● **WHAT IS BEING ASKED**
Copy nothing but the text: repeat each entry exactly and drop the images.

[Collected data]
/---

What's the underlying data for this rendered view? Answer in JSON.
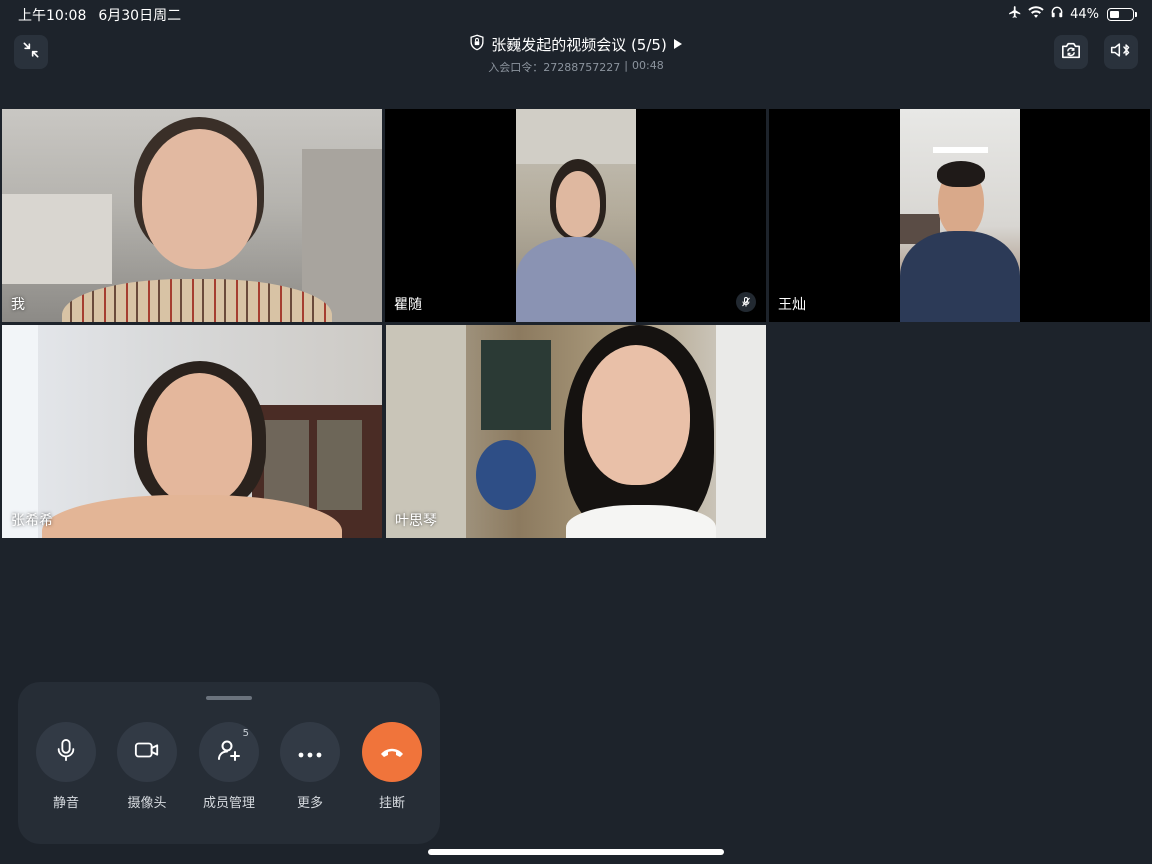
{
  "status": {
    "time": "上午10:08",
    "date": "6月30日周二",
    "battery_text": "44%",
    "battery_level": 0.44
  },
  "header": {
    "title": "张巍发起的视频会议 (5/5)",
    "meeting_code_label": "入会口令：",
    "meeting_code": "27288757227",
    "separator": "|",
    "duration": "00:48",
    "icons": {
      "minimize": "shrink-arrows-icon",
      "lock": "shield-lock-icon",
      "expand": "play-triangle-icon",
      "camera_switch": "camera-flip-icon",
      "audio_output": "speaker-bluetooth-icon"
    }
  },
  "participants": [
    {
      "name": "我",
      "muted": false
    },
    {
      "name": "瞿随",
      "muted": true
    },
    {
      "name": "王灿",
      "muted": false
    },
    {
      "name": "张希希",
      "muted": false
    },
    {
      "name": "叶思琴",
      "muted": false
    }
  ],
  "controls": {
    "mute": {
      "label": "静音",
      "icon": "microphone-icon"
    },
    "camera": {
      "label": "摄像头",
      "icon": "video-camera-icon"
    },
    "members": {
      "label": "成员管理",
      "icon": "add-member-icon",
      "count": "5"
    },
    "more": {
      "label": "更多",
      "icon": "more-dots-icon"
    },
    "hangup": {
      "label": "挂断",
      "icon": "hangup-phone-icon"
    }
  },
  "colors": {
    "background": "#1d232b",
    "panel": "#262d36",
    "button": "#323a45",
    "hangup": "#f0743b"
  }
}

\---

● **REPLY**
What's the underlying data for this rendered view? Answer in JSON.
{
  "status": {
    "time": "上午10:08",
    "date": "6月30日周二",
    "battery_text": "44%",
    "battery_level": 0.44
  },
  "header": {
    "title": "张巍发起的视频会议 (5/5)",
    "meeting_code_label": "入会口令：",
    "meeting_code": "27288757227",
    "separator": "|",
    "duration": "00:48",
    "icons": {
      "minimize": "shrink-arrows-icon",
      "lock": "shield-lock-icon",
      "expand": "play-triangle-icon",
      "camera_switch": "camera-flip-icon",
      "audio_output": "speaker-bluetooth-icon"
    }
  },
  "participants": [
    {
      "name": "我",
      "muted": false
    },
    {
      "name": "瞿随",
      "muted": true
    },
    {
      "name": "王灿",
      "muted": false
    },
    {
      "name": "张希希",
      "muted": false
    },
    {
      "name": "叶思琴",
      "muted": false
    }
  ],
  "controls": {
    "mute": {
      "label": "静音",
      "icon": "microphone-icon"
    },
    "camera": {
      "label": "摄像头",
      "icon": "video-camera-icon"
    },
    "members": {
      "label": "成员管理",
      "icon": "add-member-icon",
      "count": "5"
    },
    "more": {
      "label": "更多",
      "icon": "more-dots-icon"
    },
    "hangup": {
      "label": "挂断",
      "icon": "hangup-phone-icon"
    }
  },
  "colors": {
    "background": "#1d232b",
    "panel": "#262d36",
    "button": "#323a45",
    "hangup": "#f0743b"
  }
}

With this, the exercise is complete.